Images do not belong in the copy. Retype the entries exactly.

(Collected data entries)

↓↓↓

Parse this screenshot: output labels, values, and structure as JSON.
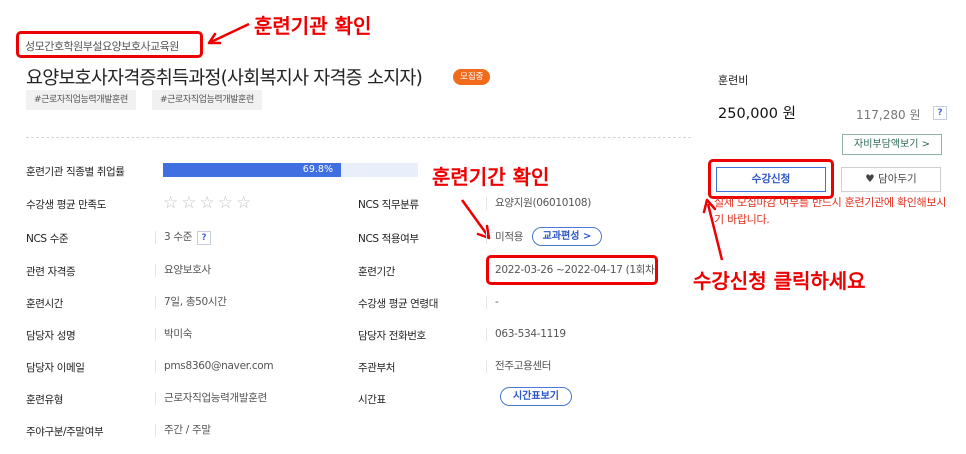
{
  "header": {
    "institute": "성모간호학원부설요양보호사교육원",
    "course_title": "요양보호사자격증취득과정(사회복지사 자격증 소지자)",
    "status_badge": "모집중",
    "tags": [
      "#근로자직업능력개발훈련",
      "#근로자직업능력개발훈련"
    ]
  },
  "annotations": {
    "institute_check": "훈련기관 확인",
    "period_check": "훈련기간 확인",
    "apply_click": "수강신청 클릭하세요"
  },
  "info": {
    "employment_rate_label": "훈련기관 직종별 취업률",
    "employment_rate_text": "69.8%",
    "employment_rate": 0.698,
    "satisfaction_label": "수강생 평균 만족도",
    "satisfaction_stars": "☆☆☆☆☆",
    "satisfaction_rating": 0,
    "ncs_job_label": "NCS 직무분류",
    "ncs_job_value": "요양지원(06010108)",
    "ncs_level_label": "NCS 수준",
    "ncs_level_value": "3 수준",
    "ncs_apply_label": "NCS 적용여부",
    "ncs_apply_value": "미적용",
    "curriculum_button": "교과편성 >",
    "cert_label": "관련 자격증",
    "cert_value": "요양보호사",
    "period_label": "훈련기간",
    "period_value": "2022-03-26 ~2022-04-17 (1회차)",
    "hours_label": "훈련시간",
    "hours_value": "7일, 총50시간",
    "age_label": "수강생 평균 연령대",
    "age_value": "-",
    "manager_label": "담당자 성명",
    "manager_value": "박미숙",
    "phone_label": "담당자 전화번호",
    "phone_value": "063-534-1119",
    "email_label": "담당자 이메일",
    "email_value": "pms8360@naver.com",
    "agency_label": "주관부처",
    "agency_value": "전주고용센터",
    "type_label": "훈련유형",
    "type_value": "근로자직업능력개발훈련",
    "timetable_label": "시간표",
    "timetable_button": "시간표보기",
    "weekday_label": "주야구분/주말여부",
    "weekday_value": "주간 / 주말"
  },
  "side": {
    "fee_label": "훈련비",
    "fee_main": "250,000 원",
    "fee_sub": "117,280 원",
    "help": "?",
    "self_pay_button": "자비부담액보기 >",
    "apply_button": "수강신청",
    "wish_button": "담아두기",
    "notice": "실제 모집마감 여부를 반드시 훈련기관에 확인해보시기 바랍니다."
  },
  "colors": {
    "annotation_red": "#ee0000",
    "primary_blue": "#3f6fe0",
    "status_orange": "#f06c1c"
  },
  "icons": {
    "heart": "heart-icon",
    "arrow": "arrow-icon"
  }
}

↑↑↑

ANSWER TO THIS PROBLEM
Parse this screenshot: output labels, values, and structure as JSON.
{
  "header": {
    "institute": "성모간호학원부설요양보호사교육원",
    "course_title": "요양보호사자격증취득과정(사회복지사 자격증 소지자)",
    "status_badge": "모집중",
    "tags": [
      "#근로자직업능력개발훈련",
      "#근로자직업능력개발훈련"
    ]
  },
  "annotations": {
    "institute_check": "훈련기관 확인",
    "period_check": "훈련기간 확인",
    "apply_click": "수강신청 클릭하세요"
  },
  "info": {
    "employment_rate_label": "훈련기관 직종별 취업률",
    "employment_rate_text": "69.8%",
    "employment_rate": 0.698,
    "satisfaction_label": "수강생 평균 만족도",
    "satisfaction_stars": "☆☆☆☆☆",
    "satisfaction_rating": 0,
    "ncs_job_label": "NCS 직무분류",
    "ncs_job_value": "요양지원(06010108)",
    "ncs_level_label": "NCS 수준",
    "ncs_level_value": "3 수준",
    "ncs_apply_label": "NCS 적용여부",
    "ncs_apply_value": "미적용",
    "curriculum_button": "교과편성 >",
    "cert_label": "관련 자격증",
    "cert_value": "요양보호사",
    "period_label": "훈련기간",
    "period_value": "2022-03-26 ~2022-04-17 (1회차)",
    "hours_label": "훈련시간",
    "hours_value": "7일, 총50시간",
    "age_label": "수강생 평균 연령대",
    "age_value": "-",
    "manager_label": "담당자 성명",
    "manager_value": "박미숙",
    "phone_label": "담당자 전화번호",
    "phone_value": "063-534-1119",
    "email_label": "담당자 이메일",
    "email_value": "pms8360@naver.com",
    "agency_label": "주관부처",
    "agency_value": "전주고용센터",
    "type_label": "훈련유형",
    "type_value": "근로자직업능력개발훈련",
    "timetable_label": "시간표",
    "timetable_button": "시간표보기",
    "weekday_label": "주야구분/주말여부",
    "weekday_value": "주간 / 주말"
  },
  "side": {
    "fee_label": "훈련비",
    "fee_main": "250,000 원",
    "fee_sub": "117,280 원",
    "help": "?",
    "self_pay_button": "자비부담액보기 >",
    "apply_button": "수강신청",
    "wish_button": "담아두기",
    "notice": "실제 모집마감 여부를 반드시 훈련기관에 확인해보시기 바랍니다."
  },
  "colors": {
    "annotation_red": "#ee0000",
    "primary_blue": "#3f6fe0",
    "status_orange": "#f06c1c"
  },
  "icons": {
    "heart": "heart-icon",
    "arrow": "arrow-icon"
  }
}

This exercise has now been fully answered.